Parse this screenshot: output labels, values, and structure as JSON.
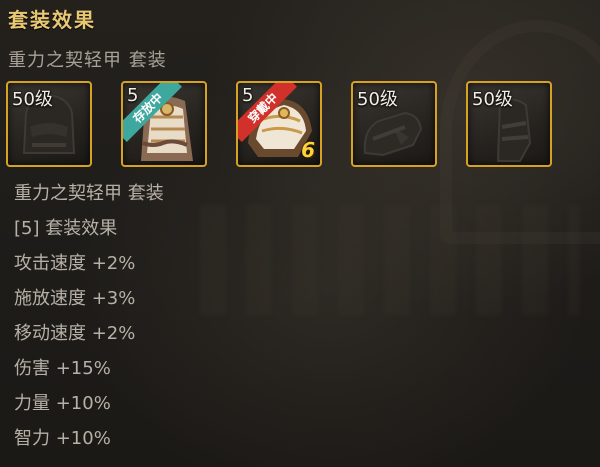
{
  "tooltip": {
    "title": "套装效果",
    "set_name": "重力之契轻甲 套装",
    "slots": [
      {
        "level_label": "50级",
        "state": "",
        "piece": "helmet-icon"
      },
      {
        "level_label": "5",
        "state": "存放中",
        "piece": "chest-armor-icon"
      },
      {
        "level_label": "5",
        "state": "穿戴中",
        "piece": "shoulder-armor-icon",
        "enhance": "6"
      },
      {
        "level_label": "50级",
        "state": "",
        "piece": "gauntlet-icon"
      },
      {
        "level_label": "50级",
        "state": "",
        "piece": "greave-icon"
      }
    ],
    "effect": {
      "set_name": "重力之契轻甲 套装",
      "tier": "[5] 套装效果",
      "stats": [
        "攻击速度 +2%",
        "施放速度 +3%",
        "移动速度 +2%",
        "伤害 +15%",
        "力量 +10%",
        "智力 +10%"
      ]
    },
    "colors": {
      "title": "#e8c872",
      "slot_border": "#d7a224",
      "text": "#b6b0a6",
      "stored_tag": "#3fa89e",
      "equipped_tag": "#d2302a",
      "enhance": "#ffd23a"
    }
  }
}
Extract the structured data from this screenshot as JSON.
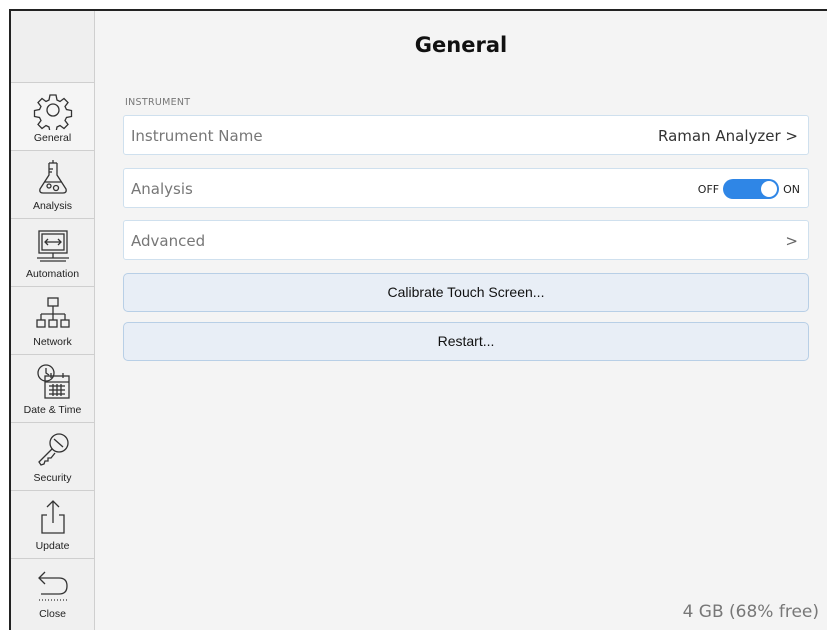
{
  "sidebar": {
    "items": [
      {
        "label": "General",
        "icon": "gear-icon",
        "active": true
      },
      {
        "label": "Analysis",
        "icon": "flask-icon",
        "active": false
      },
      {
        "label": "Automation",
        "icon": "monitor-arrows-icon",
        "active": false
      },
      {
        "label": "Network",
        "icon": "network-icon",
        "active": false
      },
      {
        "label": "Date & Time",
        "icon": "calendar-clock-icon",
        "active": false
      },
      {
        "label": "Security",
        "icon": "key-icon",
        "active": false
      },
      {
        "label": "Update",
        "icon": "upload-icon",
        "active": false
      },
      {
        "label": "Close",
        "icon": "back-arrow-icon",
        "active": false
      }
    ]
  },
  "main": {
    "title": "General",
    "section_header": "INSTRUMENT",
    "instrument_name": {
      "label": "Instrument Name",
      "value": "Raman Analyzer >"
    },
    "analysis": {
      "label": "Analysis",
      "off_label": "OFF",
      "on_label": "ON",
      "state": "on"
    },
    "advanced": {
      "label": "Advanced",
      "chevron": ">"
    },
    "calibrate_button": "Calibrate Touch Screen...",
    "restart_button": "Restart...",
    "storage": "4 GB (68% free)"
  },
  "colors": {
    "accent": "#2f86e6",
    "button_bg": "#e8eef6",
    "button_border": "#b8cfe6"
  }
}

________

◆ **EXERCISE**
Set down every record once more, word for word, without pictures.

◆ **SOLUTION FOR THIS EXERCISE**
Parse this screenshot: output labels, values, and structure as JSON.
{
  "tooltip": {
    "title": "套装效果",
    "set_name": "重力之契轻甲 套装",
    "slots": [
      {
        "level_label": "50级",
        "state": "",
        "piece": "helmet-icon"
      },
      {
        "level_label": "5",
        "state": "存放中",
        "piece": "chest-armor-icon"
      },
      {
        "level_label": "5",
        "state": "穿戴中",
        "piece": "shoulder-armor-icon",
        "enhance": "6"
      },
      {
        "level_label": "50级",
        "state": "",
        "piece": "gauntlet-icon"
      },
      {
        "level_label": "50级",
        "state": "",
        "piece": "greave-icon"
      }
    ],
    "effect": {
      "set_name": "重力之契轻甲 套装",
      "tier": "[5] 套装效果",
      "stats": [
        "攻击速度 +2%",
        "施放速度 +3%",
        "移动速度 +2%",
        "伤害 +15%",
        "力量 +10%",
        "智力 +10%"
      ]
    },
    "colors": {
      "title": "#e8c872",
      "slot_border": "#d7a224",
      "text": "#b6b0a6",
      "stored_tag": "#3fa89e",
      "equipped_tag": "#d2302a",
      "enhance": "#ffd23a"
    }
  }
}
Extract the structured data from this screenshot as JSON.
{
  "sidebar": {
    "items": [
      {
        "label": "General",
        "icon": "gear-icon",
        "active": true
      },
      {
        "label": "Analysis",
        "icon": "flask-icon",
        "active": false
      },
      {
        "label": "Automation",
        "icon": "monitor-arrows-icon",
        "active": false
      },
      {
        "label": "Network",
        "icon": "network-icon",
        "active": false
      },
      {
        "label": "Date & Time",
        "icon": "calendar-clock-icon",
        "active": false
      },
      {
        "label": "Security",
        "icon": "key-icon",
        "active": false
      },
      {
        "label": "Update",
        "icon": "upload-icon",
        "active": false
      },
      {
        "label": "Close",
        "icon": "back-arrow-icon",
        "active": false
      }
    ]
  },
  "main": {
    "title": "General",
    "section_header": "INSTRUMENT",
    "instrument_name": {
      "label": "Instrument Name",
      "value": "Raman Analyzer >"
    },
    "analysis": {
      "label": "Analysis",
      "off_label": "OFF",
      "on_label": "ON",
      "state": "on"
    },
    "advanced": {
      "label": "Advanced",
      "chevron": ">"
    },
    "calibrate_button": "Calibrate Touch Screen...",
    "restart_button": "Restart...",
    "storage": "4 GB (68% free)"
  },
  "colors": {
    "accent": "#2f86e6",
    "button_bg": "#e8eef6",
    "button_border": "#b8cfe6"
  }
}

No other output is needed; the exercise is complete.